PROBLEM DESCRIPTION - Pick out each line in these entries that contains the string "JSON".

** Opening TASK MATERIAL block **

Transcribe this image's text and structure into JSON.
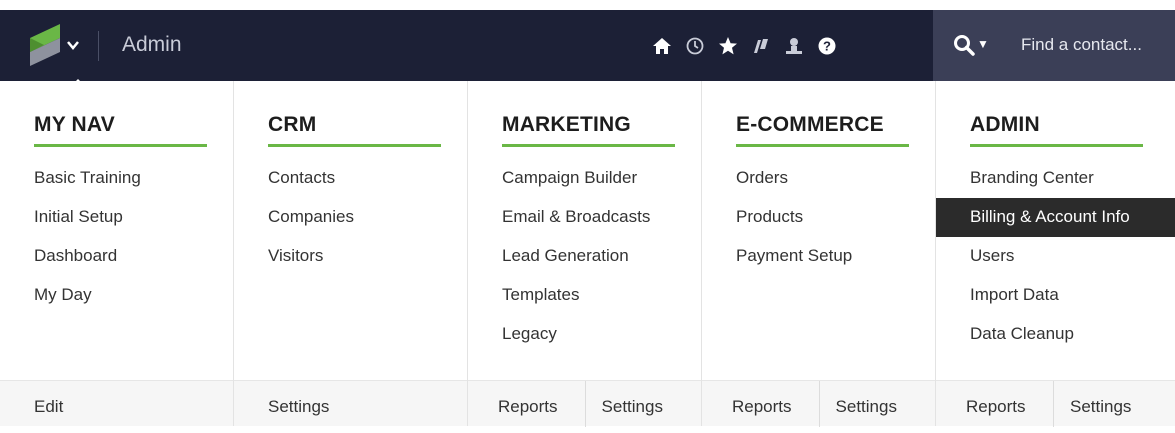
{
  "header": {
    "app_title": "Admin",
    "icons": [
      "home-icon",
      "clock-icon",
      "star-icon",
      "flag-icon",
      "person-icon",
      "help-icon"
    ],
    "search": {
      "placeholder": "Find a contact..."
    },
    "colors": {
      "bar": "#1c2036",
      "search_bg": "#3b3f57",
      "accent": "#6ab746"
    }
  },
  "columns": [
    {
      "title": "MY NAV",
      "items": [
        "Basic Training",
        "Initial Setup",
        "Dashboard",
        "My Day"
      ],
      "footer": [
        "Edit"
      ]
    },
    {
      "title": "CRM",
      "items": [
        "Contacts",
        "Companies",
        "Visitors"
      ],
      "footer": [
        "Settings"
      ]
    },
    {
      "title": "MARKETING",
      "items": [
        "Campaign Builder",
        "Email & Broadcasts",
        "Lead Generation",
        "Templates",
        "Legacy"
      ],
      "footer": [
        "Reports",
        "Settings"
      ]
    },
    {
      "title": "E-COMMERCE",
      "items": [
        "Orders",
        "Products",
        "Payment Setup"
      ],
      "footer": [
        "Reports",
        "Settings"
      ]
    },
    {
      "title": "ADMIN",
      "items": [
        "Branding Center",
        "Billing & Account Info",
        "Users",
        "Import Data",
        "Data Cleanup"
      ],
      "active_item": "Billing & Account Info",
      "footer": [
        "Reports",
        "Settings"
      ]
    }
  ]
}
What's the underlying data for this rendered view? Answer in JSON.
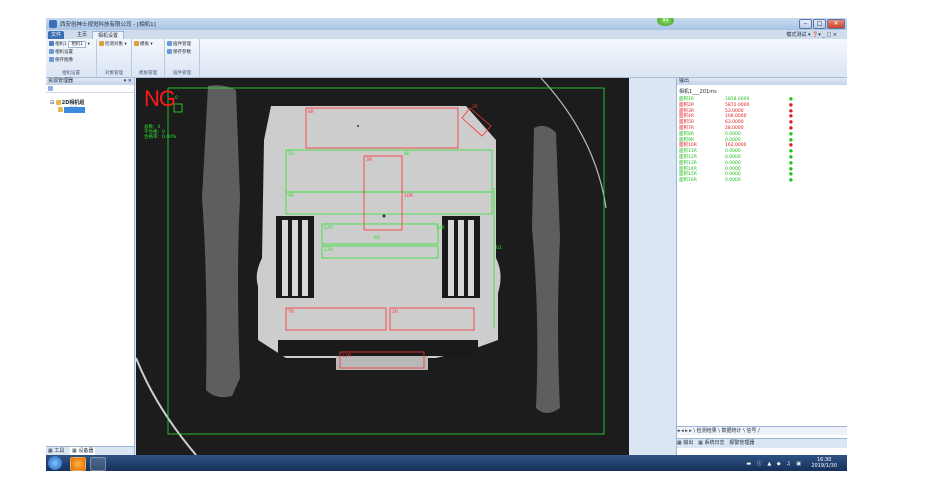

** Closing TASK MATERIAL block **

RESPONSE AREA -
Transcribe this image's text and structure into JSON.
What's the underlying data for this rendered view? Answer in JSON.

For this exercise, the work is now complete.